START Working data
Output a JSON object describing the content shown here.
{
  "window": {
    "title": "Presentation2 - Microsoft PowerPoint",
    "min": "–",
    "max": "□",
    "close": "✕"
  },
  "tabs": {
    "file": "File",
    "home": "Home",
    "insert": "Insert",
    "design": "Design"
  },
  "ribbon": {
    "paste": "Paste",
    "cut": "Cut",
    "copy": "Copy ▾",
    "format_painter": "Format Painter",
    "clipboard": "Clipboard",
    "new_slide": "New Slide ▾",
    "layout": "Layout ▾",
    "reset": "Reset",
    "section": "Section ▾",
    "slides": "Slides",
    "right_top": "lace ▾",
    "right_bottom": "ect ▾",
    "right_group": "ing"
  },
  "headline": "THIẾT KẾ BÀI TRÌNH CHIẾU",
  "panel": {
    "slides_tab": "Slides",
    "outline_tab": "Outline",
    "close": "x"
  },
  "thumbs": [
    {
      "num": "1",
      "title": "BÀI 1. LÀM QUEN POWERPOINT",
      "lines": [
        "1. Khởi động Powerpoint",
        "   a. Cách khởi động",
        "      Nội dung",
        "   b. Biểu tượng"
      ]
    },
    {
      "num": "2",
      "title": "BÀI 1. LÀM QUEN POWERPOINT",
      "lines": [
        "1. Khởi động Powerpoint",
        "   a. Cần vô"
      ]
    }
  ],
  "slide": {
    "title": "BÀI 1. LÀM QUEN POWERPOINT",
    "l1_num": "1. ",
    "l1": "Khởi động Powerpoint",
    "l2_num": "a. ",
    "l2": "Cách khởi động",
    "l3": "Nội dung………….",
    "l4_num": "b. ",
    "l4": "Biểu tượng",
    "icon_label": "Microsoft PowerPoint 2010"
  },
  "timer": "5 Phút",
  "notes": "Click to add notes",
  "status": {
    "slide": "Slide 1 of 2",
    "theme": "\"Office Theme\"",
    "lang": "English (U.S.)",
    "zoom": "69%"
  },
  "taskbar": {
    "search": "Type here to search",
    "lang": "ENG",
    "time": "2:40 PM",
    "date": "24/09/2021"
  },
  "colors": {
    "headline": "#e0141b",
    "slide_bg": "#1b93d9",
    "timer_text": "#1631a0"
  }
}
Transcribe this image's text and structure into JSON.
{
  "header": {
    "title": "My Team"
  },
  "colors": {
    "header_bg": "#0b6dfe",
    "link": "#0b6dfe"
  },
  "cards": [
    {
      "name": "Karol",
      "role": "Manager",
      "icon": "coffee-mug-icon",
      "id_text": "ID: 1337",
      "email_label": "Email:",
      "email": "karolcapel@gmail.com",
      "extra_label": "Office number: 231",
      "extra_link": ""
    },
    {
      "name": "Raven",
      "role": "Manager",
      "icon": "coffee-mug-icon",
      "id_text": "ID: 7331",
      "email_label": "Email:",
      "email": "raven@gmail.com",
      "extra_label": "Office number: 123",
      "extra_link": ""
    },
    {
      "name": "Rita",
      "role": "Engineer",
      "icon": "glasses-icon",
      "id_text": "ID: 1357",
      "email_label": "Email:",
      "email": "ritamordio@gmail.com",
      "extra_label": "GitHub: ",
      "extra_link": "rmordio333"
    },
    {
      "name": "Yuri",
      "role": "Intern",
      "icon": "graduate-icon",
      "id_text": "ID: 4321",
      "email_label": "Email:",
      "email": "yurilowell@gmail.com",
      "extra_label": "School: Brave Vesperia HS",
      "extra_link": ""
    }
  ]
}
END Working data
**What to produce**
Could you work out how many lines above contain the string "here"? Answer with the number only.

**Reply to the exercise**
2